- Opening Delimiter -

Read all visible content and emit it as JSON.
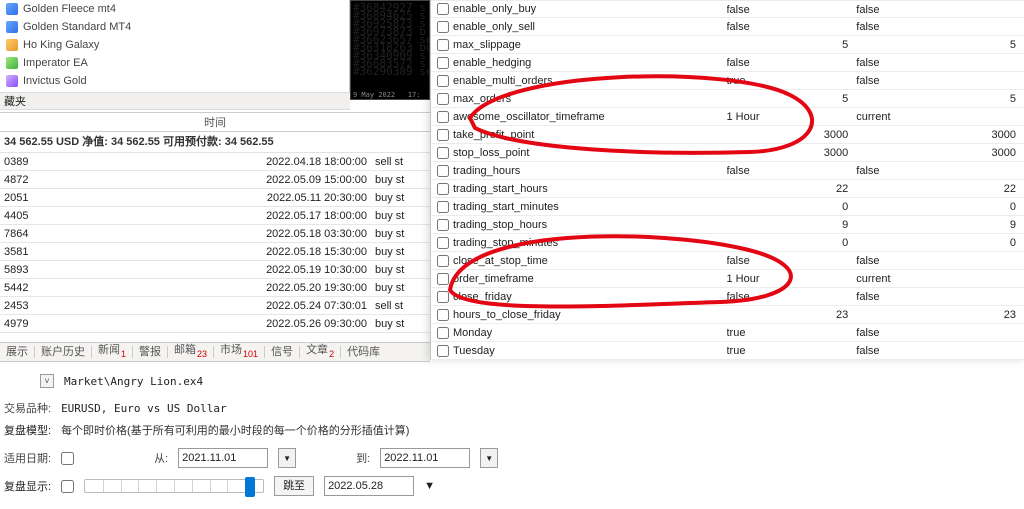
{
  "ea_tree": {
    "items": [
      "Golden Fleece mt4",
      "Golden Standard MT4",
      "Ho King Galaxy",
      "Imperator EA",
      "Invictus Gold"
    ],
    "fav_tab": "藏夹"
  },
  "mini_chart": {
    "lines": [
      "#36842927 s",
      "#36894625 s",
      "#36925873 s",
      "#36973873 b",
      "#36623657 sell",
      "#36318263 buy",
      "#36340909 s",
      "#36683572 s",
      "#36290389 se"
    ],
    "footer": "9 May 2022   17:"
  },
  "time_header": "时间",
  "balance_line": "34 562.55 USD   净值: 34 562.55   可用预付款: 34 562.55",
  "history": [
    {
      "deal": "0389",
      "time": "2022.04.18 18:00:00",
      "type": "sell st"
    },
    {
      "deal": "4872",
      "time": "2022.05.09 15:00:00",
      "type": "buy st"
    },
    {
      "deal": "2051",
      "time": "2022.05.11 20:30:00",
      "type": "buy st"
    },
    {
      "deal": "4405",
      "time": "2022.05.17 18:00:00",
      "type": "buy st"
    },
    {
      "deal": "7864",
      "time": "2022.05.18 03:30:00",
      "type": "buy st"
    },
    {
      "deal": "3581",
      "time": "2022.05.18 15:30:00",
      "type": "buy st"
    },
    {
      "deal": "5893",
      "time": "2022.05.19 10:30:00",
      "type": "buy st"
    },
    {
      "deal": "5442",
      "time": "2022.05.20 19:30:00",
      "type": "buy st"
    },
    {
      "deal": "2453",
      "time": "2022.05.24 07:30:01",
      "type": "sell st"
    },
    {
      "deal": "4979",
      "time": "2022.05.26 09:30:00",
      "type": "buy st"
    }
  ],
  "tabs": {
    "items": [
      "展示",
      "账户历史",
      "新闻",
      "警报",
      "邮箱",
      "市场",
      "信号",
      "文章",
      "代码库"
    ],
    "badges": {
      "2": "1",
      "4": "23",
      "5": "101",
      "7": "2"
    }
  },
  "file_path": "Market\\Angry Lion.ex4",
  "symbol": {
    "label": "交易品种:",
    "value": "EURUSD, Euro vs US Dollar"
  },
  "model": {
    "label": "复盘模型:",
    "value": "每个即时价格(基于所有可利用的最小时段的每一个价格的分形插值计算)"
  },
  "dates": {
    "use_label": "适用日期:",
    "from_label": "从:",
    "to_label": "到:",
    "from": "2021.11.01",
    "to": "2022.11.01"
  },
  "render": {
    "label": "复盘显示:",
    "skip_label": "跳至",
    "skip_date": "2022.05.28"
  },
  "params": [
    {
      "name": "enable_only_buy",
      "v1": "false",
      "a": "la",
      "v2": "false",
      "a2": "la"
    },
    {
      "name": "enable_only_sell",
      "v1": "false",
      "a": "la",
      "v2": "false",
      "a2": "la"
    },
    {
      "name": "max_slippage",
      "v1": "5",
      "a": "ra",
      "v2": "5",
      "a2": "ra"
    },
    {
      "name": "enable_hedging",
      "v1": "false",
      "a": "la",
      "v2": "false",
      "a2": "la"
    },
    {
      "name": "enable_multi_orders",
      "v1": "true",
      "a": "la",
      "v2": "false",
      "a2": "la"
    },
    {
      "name": "max_orders",
      "v1": "5",
      "a": "ra",
      "v2": "5",
      "a2": "ra"
    },
    {
      "name": "awesome_oscillator_timeframe",
      "v1": "1 Hour",
      "a": "la",
      "v2": "current",
      "a2": "la"
    },
    {
      "name": "take_profit_point",
      "v1": "3000",
      "a": "ra",
      "v2": "3000",
      "a2": "ra"
    },
    {
      "name": "stop_loss_point",
      "v1": "3000",
      "a": "ra",
      "v2": "3000",
      "a2": "ra"
    },
    {
      "name": "trading_hours",
      "v1": "false",
      "a": "la",
      "v2": "false",
      "a2": "la"
    },
    {
      "name": "trading_start_hours",
      "v1": "22",
      "a": "ra",
      "v2": "22",
      "a2": "ra"
    },
    {
      "name": "trading_start_minutes",
      "v1": "0",
      "a": "ra",
      "v2": "0",
      "a2": "ra"
    },
    {
      "name": "trading_stop_hours",
      "v1": "9",
      "a": "ra",
      "v2": "9",
      "a2": "ra"
    },
    {
      "name": "trading_stop_minutes",
      "v1": "0",
      "a": "ra",
      "v2": "0",
      "a2": "ra"
    },
    {
      "name": "close_at_stop_time",
      "v1": "false",
      "a": "la",
      "v2": "false",
      "a2": "la"
    },
    {
      "name": "order_timeframe",
      "v1": "1 Hour",
      "a": "la",
      "v2": "current",
      "a2": "la"
    },
    {
      "name": "close_friday",
      "v1": "false",
      "a": "la",
      "v2": "false",
      "a2": "la"
    },
    {
      "name": "hours_to_close_friday",
      "v1": "23",
      "a": "ra",
      "v2": "23",
      "a2": "ra"
    },
    {
      "name": "Monday",
      "v1": "true",
      "a": "la",
      "v2": "false",
      "a2": "la"
    },
    {
      "name": "Tuesday",
      "v1": "true",
      "a": "la",
      "v2": "false",
      "a2": "la"
    }
  ]
}
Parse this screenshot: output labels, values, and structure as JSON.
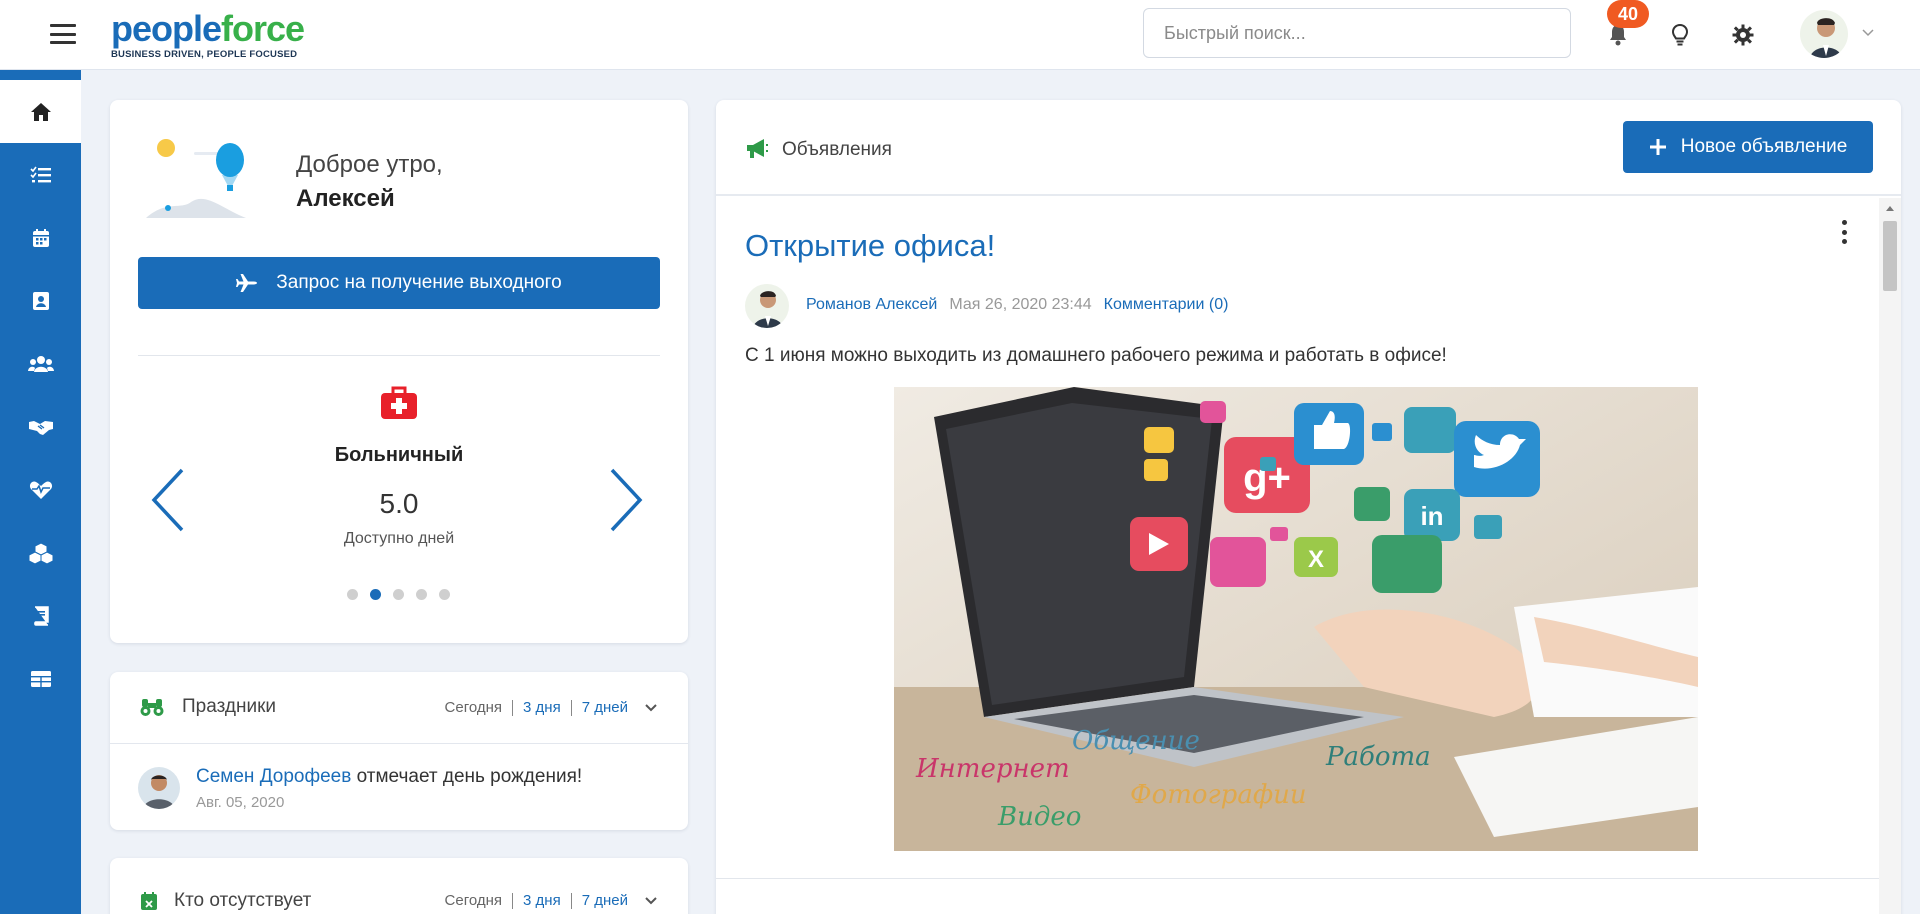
{
  "header": {
    "logo": {
      "part1": "people",
      "part2": "force",
      "tagline": "BUSINESS DRIVEN, PEOPLE FOCUSED"
    },
    "search": {
      "placeholder": "Быстрый поиск..."
    },
    "notifications_count": "40",
    "icons": [
      "menu-icon",
      "bell-icon",
      "lightbulb-icon",
      "gear-icon",
      "chevron-down-icon"
    ]
  },
  "sidebar": {
    "items": [
      {
        "icon": "home-icon",
        "active": true
      },
      {
        "icon": "checklist-icon"
      },
      {
        "icon": "calendar-icon"
      },
      {
        "icon": "contact-card-icon"
      },
      {
        "icon": "users-icon"
      },
      {
        "icon": "handshake-icon"
      },
      {
        "icon": "heart-pulse-icon"
      },
      {
        "icon": "cubes-icon"
      },
      {
        "icon": "book-icon"
      },
      {
        "icon": "table-icon"
      }
    ]
  },
  "greeting": {
    "line1": "Доброе утро,",
    "name": "Алексей",
    "button_label": "Запрос на получение выходного"
  },
  "leave": {
    "type": "Больничный",
    "value": "5.0",
    "label": "Доступно дней",
    "active_dot": 1,
    "dots": 5
  },
  "holidays": {
    "title": "Праздники",
    "filters": [
      "Сегодня",
      "3 дня",
      "7 дней"
    ],
    "item": {
      "person": "Семен Дорофеев",
      "text": " отмечает день рождения!",
      "date": "Авг. 05, 2020"
    }
  },
  "absent": {
    "title": "Кто отсутствует",
    "filters": [
      "Сегодня",
      "3 дня",
      "7 дней"
    ]
  },
  "announcements": {
    "title": "Объявления",
    "new_button": "Новое объявление",
    "post": {
      "title": "Открытие офиса!",
      "author": "Романов Алексей",
      "date": "Мая 26, 2020 23:44",
      "comments": "Комментарии (0)",
      "body": "С 1 июня можно выходить из домашнего рабочего режима и работать в офисе!",
      "image_words": [
        "Интернет",
        "Общение",
        "Работа",
        "Видео",
        "Фотографии"
      ]
    }
  },
  "colors": {
    "brand": "#1a6cb8",
    "green": "#38b04a",
    "badge": "#f05a22",
    "medical": "#e8202a"
  }
}
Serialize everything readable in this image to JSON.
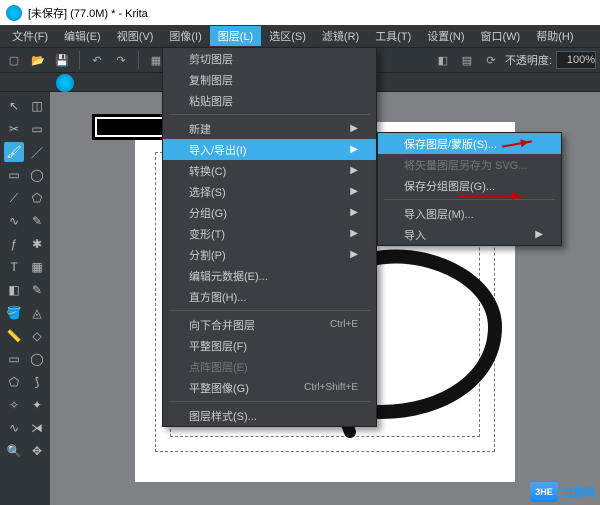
{
  "title": "[未保存] (77.0M) * - Krita",
  "menubar": [
    "文件(F)",
    "编辑(E)",
    "视图(V)",
    "图像(I)",
    "图层(L)",
    "选区(S)",
    "滤镜(R)",
    "工具(T)",
    "设置(N)",
    "窗口(W)",
    "帮助(H)"
  ],
  "menubar_open_index": 4,
  "opacity": {
    "label": "不透明度:",
    "value": "100%"
  },
  "menu1": [
    {
      "label": "剪切图层"
    },
    {
      "label": "复制图层"
    },
    {
      "label": "粘贴图层"
    },
    {
      "sep": true
    },
    {
      "label": "新建",
      "sub": true
    },
    {
      "label": "导入/导出(I)",
      "sub": true,
      "hl": true
    },
    {
      "label": "转换(C)",
      "sub": true
    },
    {
      "label": "选择(S)",
      "sub": true
    },
    {
      "label": "分组(G)",
      "sub": true
    },
    {
      "label": "变形(T)",
      "sub": true
    },
    {
      "label": "分割(P)",
      "sub": true
    },
    {
      "label": "编辑元数据(E)..."
    },
    {
      "label": "直方图(H)..."
    },
    {
      "sep": true
    },
    {
      "label": "向下合并图层",
      "shortcut": "Ctrl+E"
    },
    {
      "label": "平整图层(F)"
    },
    {
      "label": "点阵图层(E)",
      "disabled": true
    },
    {
      "label": "平整图像(G)",
      "shortcut": "Ctrl+Shift+E"
    },
    {
      "sep": true
    },
    {
      "label": "图层样式(S)..."
    }
  ],
  "menu2": [
    {
      "label": "保存图层/蒙版(S)...",
      "hl": true
    },
    {
      "label": "将矢量图层另存为 SVG...",
      "disabled": true
    },
    {
      "label": "保存分组图层(G)..."
    },
    {
      "sep": true
    },
    {
      "label": "导入图层(M)..."
    },
    {
      "label": "导入",
      "sub": true
    }
  ],
  "watermark": {
    "brand": "3HE",
    "site": "当游网"
  }
}
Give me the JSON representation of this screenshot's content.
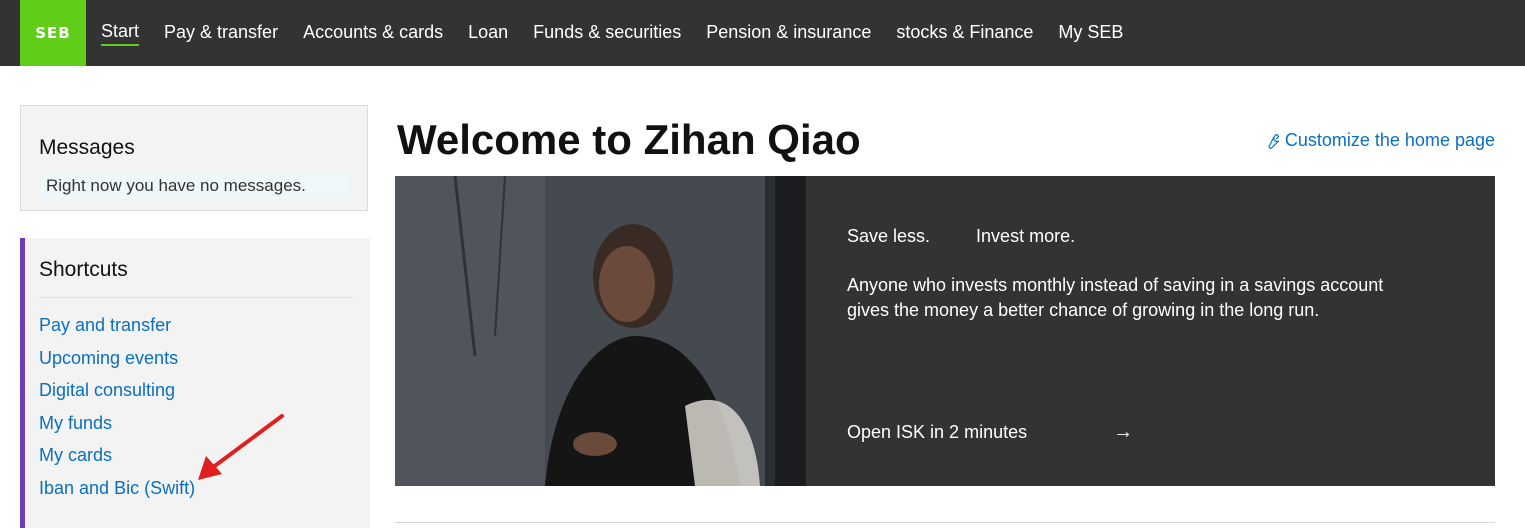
{
  "brand": {
    "logo_text": "SEB",
    "accent": "#60cd18",
    "shortcut_accent": "#6c3cbf",
    "link_color": "#0a6fbf"
  },
  "nav": {
    "items": [
      {
        "label": "Start",
        "active": true
      },
      {
        "label": "Pay & transfer"
      },
      {
        "label": "Accounts & cards"
      },
      {
        "label": "Loan"
      },
      {
        "label": "Funds & securities"
      },
      {
        "label": "Pension & insurance"
      },
      {
        "label": "stocks & Finance"
      },
      {
        "label": "My SEB"
      }
    ]
  },
  "messages": {
    "title": "Messages",
    "empty_text": "Right now you have no messages."
  },
  "shortcuts": {
    "title": "Shortcuts",
    "items": [
      {
        "label": "Pay and transfer"
      },
      {
        "label": "Upcoming events"
      },
      {
        "label": "Digital consulting"
      },
      {
        "label": "My funds"
      },
      {
        "label": "My cards"
      },
      {
        "label": "Iban and Bic (Swift)"
      }
    ]
  },
  "main": {
    "welcome": "Welcome to Zihan Qiao",
    "customize_label": "Customize the home page",
    "customize_icon": "wrench-icon"
  },
  "hero": {
    "tagline_1": "Save less.",
    "tagline_2": "Invest more.",
    "body": "Anyone who invests monthly instead of saving in a savings account gives the money a better chance of growing in the long run.",
    "cta_label": "Open ISK in 2 minutes",
    "cta_icon": "arrow-right-icon"
  }
}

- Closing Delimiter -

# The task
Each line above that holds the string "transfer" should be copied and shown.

# Answer
        "label": "Pay & transfer"
        "label": "Pay and transfer"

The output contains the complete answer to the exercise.